After meeting with the Fabrication Flight team, the students – all of whom are all currently enrolled in a multidisciplinary workshop class teaching basic principles of welding, woodworking and carpentry skills – were divided into smaller groups and rotated through various stations. These stations highlighted the fabrication, egress, electrical and environmental engineering, aircraft metals technology and additive manufacturing and cold spray shops.

“Imagine the opportunity to live a day-in-the-life of a career field before you even apply,” said Senior Airmen Stepheon Stewart, 28th Maintenance Squadron aircraft structural maintenance journeyman. “That is the beauty of this opportunity: a hands-on experience to see what the job entails before ever committing to it.”

Stewart was one of many Airmen who demonstrated aircraft metal fabrication techniques, showing the students how to remove blind fasteners with a punch set and hammer, and using a rivet gun to fasten sheets of metal together.

“It’s the excitement of getting out of the classroom that makes field trips special,” said Stewart. “They also provide a good environment to shake things up and learn something new.”

One of the lesser-known careers in the Air Force is aircraft metals technology, an essential role in manufacturing complex parts directly supporting the B-1B Lancer’s shape and function. The shop also indirectly produces parts for peripherals such as airfield ground equipment and snow removal vehicles.

“Most people don’t associate machinists with the Air Force,” said Senior Airman Stevie Wright, 28th MXS aircraft metals technology journeyman. “This tour really helps curious minds be able to peek behind the wall and see how we operate.”

Wright and his Airmen showed a variety of machines that metals technology shop uses to manufacture parts, including a computer numerical control machine (CNC), welding stations and a waterjet cutting machine.

Many students attending the tour are only a few months away from graduation. This experience granted them the opportunity to build a rapport with Airmen and gain insight into what careers the Air Force has to offer.

“I loved how it was hands on,” said Zoey, a Douglas High School student. “They showed us broad career paths to choose from and it was very educational.”

Students also got the chance to ask Airmen about career and travel opportunities, what you can expect during the enlistment process, as well as building mentorship relationships with Airmen.

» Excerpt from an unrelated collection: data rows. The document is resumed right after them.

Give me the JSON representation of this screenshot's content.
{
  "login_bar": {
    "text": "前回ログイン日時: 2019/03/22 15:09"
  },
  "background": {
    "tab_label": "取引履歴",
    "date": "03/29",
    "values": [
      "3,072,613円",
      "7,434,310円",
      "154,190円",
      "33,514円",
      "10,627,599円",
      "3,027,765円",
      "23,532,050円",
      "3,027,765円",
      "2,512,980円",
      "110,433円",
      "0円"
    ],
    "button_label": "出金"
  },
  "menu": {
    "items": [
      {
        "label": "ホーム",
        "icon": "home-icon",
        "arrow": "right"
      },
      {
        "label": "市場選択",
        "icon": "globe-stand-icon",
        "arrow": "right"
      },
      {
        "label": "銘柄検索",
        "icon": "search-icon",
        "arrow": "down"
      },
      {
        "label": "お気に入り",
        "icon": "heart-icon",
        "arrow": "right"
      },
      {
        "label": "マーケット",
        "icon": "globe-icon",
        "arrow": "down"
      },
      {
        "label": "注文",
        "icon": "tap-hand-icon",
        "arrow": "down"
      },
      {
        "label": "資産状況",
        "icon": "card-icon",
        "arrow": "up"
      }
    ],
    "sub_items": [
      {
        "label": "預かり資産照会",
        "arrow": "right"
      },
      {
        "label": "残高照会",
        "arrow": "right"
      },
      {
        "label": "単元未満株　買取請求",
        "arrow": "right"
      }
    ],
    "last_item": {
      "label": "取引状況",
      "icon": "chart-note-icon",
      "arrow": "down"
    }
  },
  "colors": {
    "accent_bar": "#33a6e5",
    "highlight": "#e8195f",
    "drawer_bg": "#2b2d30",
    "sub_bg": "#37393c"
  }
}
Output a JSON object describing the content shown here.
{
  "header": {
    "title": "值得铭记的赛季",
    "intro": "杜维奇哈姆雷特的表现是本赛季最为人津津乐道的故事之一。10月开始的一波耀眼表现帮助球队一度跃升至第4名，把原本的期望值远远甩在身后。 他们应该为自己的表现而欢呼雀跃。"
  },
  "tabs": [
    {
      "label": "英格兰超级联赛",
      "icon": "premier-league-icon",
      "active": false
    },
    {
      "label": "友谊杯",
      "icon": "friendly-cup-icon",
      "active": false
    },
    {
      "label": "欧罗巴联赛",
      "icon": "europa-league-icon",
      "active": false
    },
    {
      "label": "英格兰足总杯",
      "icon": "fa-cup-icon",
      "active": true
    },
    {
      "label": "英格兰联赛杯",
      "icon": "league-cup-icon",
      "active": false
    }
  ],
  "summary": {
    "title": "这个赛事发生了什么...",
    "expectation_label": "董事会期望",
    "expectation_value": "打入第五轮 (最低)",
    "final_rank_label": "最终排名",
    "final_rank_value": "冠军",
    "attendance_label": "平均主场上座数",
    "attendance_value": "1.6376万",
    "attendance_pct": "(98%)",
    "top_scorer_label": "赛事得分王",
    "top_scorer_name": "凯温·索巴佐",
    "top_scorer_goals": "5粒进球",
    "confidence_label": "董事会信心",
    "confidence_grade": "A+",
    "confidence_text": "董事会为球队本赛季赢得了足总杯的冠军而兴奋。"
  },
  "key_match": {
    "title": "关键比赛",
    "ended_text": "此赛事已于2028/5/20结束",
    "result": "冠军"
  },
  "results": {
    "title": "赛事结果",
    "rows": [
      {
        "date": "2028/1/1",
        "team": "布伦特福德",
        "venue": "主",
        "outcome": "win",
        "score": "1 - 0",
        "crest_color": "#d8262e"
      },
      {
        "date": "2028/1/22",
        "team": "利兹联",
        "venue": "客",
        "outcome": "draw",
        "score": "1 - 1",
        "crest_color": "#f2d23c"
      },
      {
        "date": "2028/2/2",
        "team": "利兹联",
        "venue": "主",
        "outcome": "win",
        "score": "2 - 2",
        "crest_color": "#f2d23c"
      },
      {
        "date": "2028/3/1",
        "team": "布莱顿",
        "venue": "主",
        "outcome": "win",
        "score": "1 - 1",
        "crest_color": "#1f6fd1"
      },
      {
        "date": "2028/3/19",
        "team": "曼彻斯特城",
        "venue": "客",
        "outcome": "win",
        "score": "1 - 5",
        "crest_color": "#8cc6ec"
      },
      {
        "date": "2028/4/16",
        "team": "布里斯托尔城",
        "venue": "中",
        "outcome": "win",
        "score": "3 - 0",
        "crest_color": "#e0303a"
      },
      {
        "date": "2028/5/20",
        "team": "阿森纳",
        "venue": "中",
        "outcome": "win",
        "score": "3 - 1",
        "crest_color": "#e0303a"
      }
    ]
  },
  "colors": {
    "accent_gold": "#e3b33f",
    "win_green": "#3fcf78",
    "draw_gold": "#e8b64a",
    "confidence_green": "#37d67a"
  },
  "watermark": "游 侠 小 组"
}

“Having guidance prior to joining the military is something I’ve always valued,” said Stewart. “It feels great to do the same for these students.”